+++ Data for review

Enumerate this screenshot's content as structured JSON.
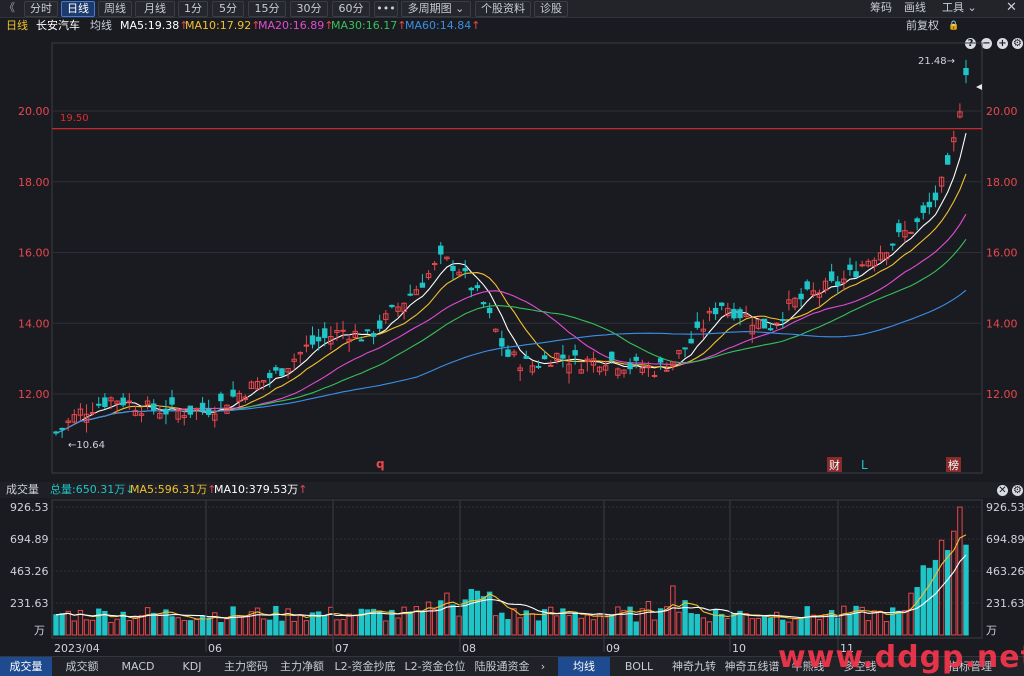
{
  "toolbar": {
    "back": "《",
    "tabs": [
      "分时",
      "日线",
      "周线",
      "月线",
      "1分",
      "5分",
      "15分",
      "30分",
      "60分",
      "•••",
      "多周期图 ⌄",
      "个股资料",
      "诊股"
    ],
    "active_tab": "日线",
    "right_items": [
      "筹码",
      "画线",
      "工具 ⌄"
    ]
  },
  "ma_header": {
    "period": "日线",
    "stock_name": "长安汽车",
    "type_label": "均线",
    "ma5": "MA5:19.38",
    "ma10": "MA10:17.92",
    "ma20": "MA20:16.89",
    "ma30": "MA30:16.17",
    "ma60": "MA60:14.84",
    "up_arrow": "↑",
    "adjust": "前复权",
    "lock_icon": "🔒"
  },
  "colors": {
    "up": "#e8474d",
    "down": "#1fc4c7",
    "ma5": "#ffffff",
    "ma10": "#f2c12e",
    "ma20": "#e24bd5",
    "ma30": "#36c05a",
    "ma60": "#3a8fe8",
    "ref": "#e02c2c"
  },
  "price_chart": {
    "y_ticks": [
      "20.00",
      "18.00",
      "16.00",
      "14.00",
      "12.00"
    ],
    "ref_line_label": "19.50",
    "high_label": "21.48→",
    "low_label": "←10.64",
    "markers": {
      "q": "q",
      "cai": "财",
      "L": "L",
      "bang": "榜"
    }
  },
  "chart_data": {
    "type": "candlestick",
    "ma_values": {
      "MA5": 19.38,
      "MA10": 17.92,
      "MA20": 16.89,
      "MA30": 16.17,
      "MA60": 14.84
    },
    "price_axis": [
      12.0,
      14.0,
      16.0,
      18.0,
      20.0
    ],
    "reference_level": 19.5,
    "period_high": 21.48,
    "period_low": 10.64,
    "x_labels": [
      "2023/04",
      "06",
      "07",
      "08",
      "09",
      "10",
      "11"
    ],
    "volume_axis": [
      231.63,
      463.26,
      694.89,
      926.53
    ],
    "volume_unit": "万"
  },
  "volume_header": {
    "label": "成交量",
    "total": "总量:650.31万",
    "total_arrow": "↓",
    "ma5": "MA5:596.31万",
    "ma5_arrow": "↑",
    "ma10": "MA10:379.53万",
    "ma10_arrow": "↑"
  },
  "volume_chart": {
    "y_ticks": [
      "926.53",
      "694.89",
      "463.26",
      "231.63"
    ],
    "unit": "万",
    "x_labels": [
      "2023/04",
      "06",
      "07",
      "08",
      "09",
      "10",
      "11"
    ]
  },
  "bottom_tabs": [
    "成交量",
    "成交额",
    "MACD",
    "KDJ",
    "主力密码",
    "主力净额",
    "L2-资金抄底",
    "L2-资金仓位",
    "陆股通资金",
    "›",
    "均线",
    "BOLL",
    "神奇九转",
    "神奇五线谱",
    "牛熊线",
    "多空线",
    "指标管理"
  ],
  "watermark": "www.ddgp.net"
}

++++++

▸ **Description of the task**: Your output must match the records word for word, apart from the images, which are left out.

▸ **Written response**:
Enumerate this screenshot's content as structured JSON.
{
  "toolbar": {
    "back": "《",
    "tabs": [
      "分时",
      "日线",
      "周线",
      "月线",
      "1分",
      "5分",
      "15分",
      "30分",
      "60分",
      "•••",
      "多周期图 ⌄",
      "个股资料",
      "诊股"
    ],
    "active_tab": "日线",
    "right_items": [
      "筹码",
      "画线",
      "工具 ⌄"
    ]
  },
  "ma_header": {
    "period": "日线",
    "stock_name": "长安汽车",
    "type_label": "均线",
    "ma5": "MA5:19.38",
    "ma10": "MA10:17.92",
    "ma20": "MA20:16.89",
    "ma30": "MA30:16.17",
    "ma60": "MA60:14.84",
    "up_arrow": "↑",
    "adjust": "前复权",
    "lock_icon": "🔒"
  },
  "colors": {
    "up": "#e8474d",
    "down": "#1fc4c7",
    "ma5": "#ffffff",
    "ma10": "#f2c12e",
    "ma20": "#e24bd5",
    "ma30": "#36c05a",
    "ma60": "#3a8fe8",
    "ref": "#e02c2c"
  },
  "price_chart": {
    "y_ticks": [
      "20.00",
      "18.00",
      "16.00",
      "14.00",
      "12.00"
    ],
    "ref_line_label": "19.50",
    "high_label": "21.48→",
    "low_label": "←10.64",
    "markers": {
      "q": "q",
      "cai": "财",
      "L": "L",
      "bang": "榜"
    }
  },
  "chart_data": {
    "type": "candlestick",
    "ma_values": {
      "MA5": 19.38,
      "MA10": 17.92,
      "MA20": 16.89,
      "MA30": 16.17,
      "MA60": 14.84
    },
    "price_axis": [
      12.0,
      14.0,
      16.0,
      18.0,
      20.0
    ],
    "reference_level": 19.5,
    "period_high": 21.48,
    "period_low": 10.64,
    "x_labels": [
      "2023/04",
      "06",
      "07",
      "08",
      "09",
      "10",
      "11"
    ],
    "volume_axis": [
      231.63,
      463.26,
      694.89,
      926.53
    ],
    "volume_unit": "万"
  },
  "volume_header": {
    "label": "成交量",
    "total": "总量:650.31万",
    "total_arrow": "↓",
    "ma5": "MA5:596.31万",
    "ma5_arrow": "↑",
    "ma10": "MA10:379.53万",
    "ma10_arrow": "↑"
  },
  "volume_chart": {
    "y_ticks": [
      "926.53",
      "694.89",
      "463.26",
      "231.63"
    ],
    "unit": "万",
    "x_labels": [
      "2023/04",
      "06",
      "07",
      "08",
      "09",
      "10",
      "11"
    ]
  },
  "bottom_tabs": [
    "成交量",
    "成交额",
    "MACD",
    "KDJ",
    "主力密码",
    "主力净额",
    "L2-资金抄底",
    "L2-资金仓位",
    "陆股通资金",
    "›",
    "均线",
    "BOLL",
    "神奇九转",
    "神奇五线谱",
    "牛熊线",
    "多空线",
    "指标管理"
  ],
  "watermark": "www.ddgp.net"
}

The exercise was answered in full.